*** Opening EXERCISE DATA ***

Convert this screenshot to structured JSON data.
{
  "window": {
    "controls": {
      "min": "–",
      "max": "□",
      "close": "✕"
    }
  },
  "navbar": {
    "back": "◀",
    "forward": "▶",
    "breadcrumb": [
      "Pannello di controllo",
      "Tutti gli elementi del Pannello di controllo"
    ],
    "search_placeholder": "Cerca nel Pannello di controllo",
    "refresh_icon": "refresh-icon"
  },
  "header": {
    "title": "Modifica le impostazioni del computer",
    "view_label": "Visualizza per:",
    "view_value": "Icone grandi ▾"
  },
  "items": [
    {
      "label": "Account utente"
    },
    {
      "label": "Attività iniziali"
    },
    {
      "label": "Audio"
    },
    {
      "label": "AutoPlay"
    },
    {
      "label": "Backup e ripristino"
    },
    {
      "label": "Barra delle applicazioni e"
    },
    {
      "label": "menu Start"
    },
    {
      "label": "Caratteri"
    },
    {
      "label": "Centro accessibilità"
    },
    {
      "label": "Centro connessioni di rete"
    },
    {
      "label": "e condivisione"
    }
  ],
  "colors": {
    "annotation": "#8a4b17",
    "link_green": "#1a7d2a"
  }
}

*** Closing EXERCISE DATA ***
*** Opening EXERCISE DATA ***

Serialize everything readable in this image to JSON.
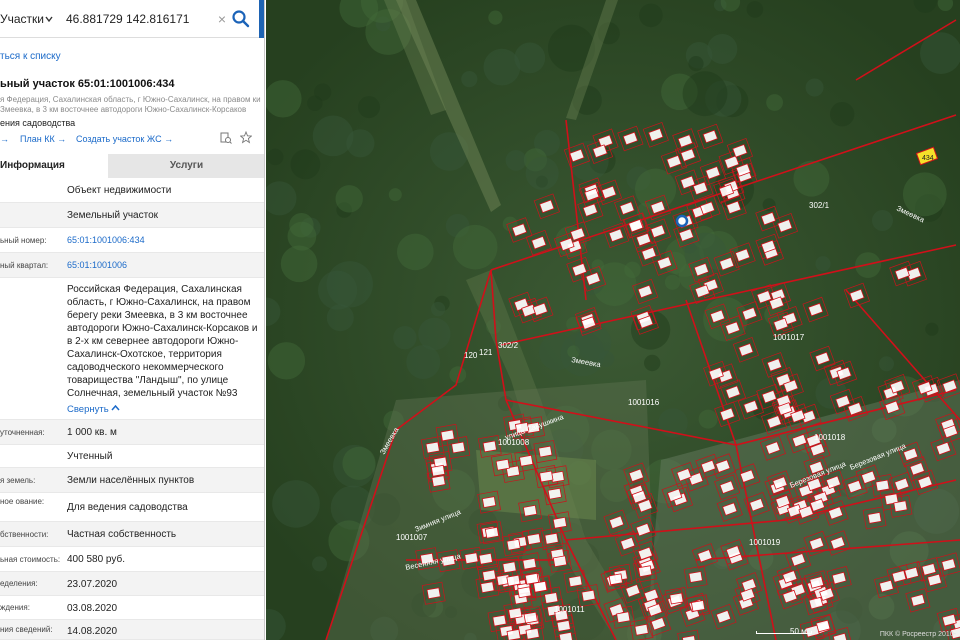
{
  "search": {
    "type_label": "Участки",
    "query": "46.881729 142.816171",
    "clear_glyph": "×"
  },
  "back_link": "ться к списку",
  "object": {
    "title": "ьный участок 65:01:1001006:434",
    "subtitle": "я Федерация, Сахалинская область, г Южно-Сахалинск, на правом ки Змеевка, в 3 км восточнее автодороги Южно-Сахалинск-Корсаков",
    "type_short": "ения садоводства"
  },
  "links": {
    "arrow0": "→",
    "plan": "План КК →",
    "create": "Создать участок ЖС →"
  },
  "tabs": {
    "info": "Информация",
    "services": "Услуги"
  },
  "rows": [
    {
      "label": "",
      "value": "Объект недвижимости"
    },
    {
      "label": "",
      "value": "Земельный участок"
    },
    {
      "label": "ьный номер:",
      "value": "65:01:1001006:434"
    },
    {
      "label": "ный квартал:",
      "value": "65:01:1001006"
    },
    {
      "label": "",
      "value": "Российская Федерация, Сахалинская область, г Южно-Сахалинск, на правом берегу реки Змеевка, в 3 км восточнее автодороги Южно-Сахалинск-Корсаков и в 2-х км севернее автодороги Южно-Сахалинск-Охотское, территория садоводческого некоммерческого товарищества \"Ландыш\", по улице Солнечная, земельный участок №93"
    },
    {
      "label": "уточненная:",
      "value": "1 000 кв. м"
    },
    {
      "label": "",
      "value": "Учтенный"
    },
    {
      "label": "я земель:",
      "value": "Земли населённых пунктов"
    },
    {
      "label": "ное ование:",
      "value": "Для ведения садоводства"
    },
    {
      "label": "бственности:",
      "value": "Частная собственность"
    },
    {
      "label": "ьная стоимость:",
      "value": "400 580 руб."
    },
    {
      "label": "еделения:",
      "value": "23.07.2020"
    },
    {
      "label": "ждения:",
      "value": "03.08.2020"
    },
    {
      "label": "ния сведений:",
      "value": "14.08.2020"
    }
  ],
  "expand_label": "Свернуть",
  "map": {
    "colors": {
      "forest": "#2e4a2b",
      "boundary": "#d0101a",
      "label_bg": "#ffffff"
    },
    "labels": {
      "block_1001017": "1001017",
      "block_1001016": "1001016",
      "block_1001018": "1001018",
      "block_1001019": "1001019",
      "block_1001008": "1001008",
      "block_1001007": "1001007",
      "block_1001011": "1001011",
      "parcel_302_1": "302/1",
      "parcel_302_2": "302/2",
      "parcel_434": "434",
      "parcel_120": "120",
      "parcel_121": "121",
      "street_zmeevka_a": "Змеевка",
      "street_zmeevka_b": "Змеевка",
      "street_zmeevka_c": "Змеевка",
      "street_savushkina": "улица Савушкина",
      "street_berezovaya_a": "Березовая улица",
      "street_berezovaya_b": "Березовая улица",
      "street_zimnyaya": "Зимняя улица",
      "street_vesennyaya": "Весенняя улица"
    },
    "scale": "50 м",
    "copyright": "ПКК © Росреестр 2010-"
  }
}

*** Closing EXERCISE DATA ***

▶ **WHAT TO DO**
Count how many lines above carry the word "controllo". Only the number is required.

▶ **EXPECTED OUTPUT**
3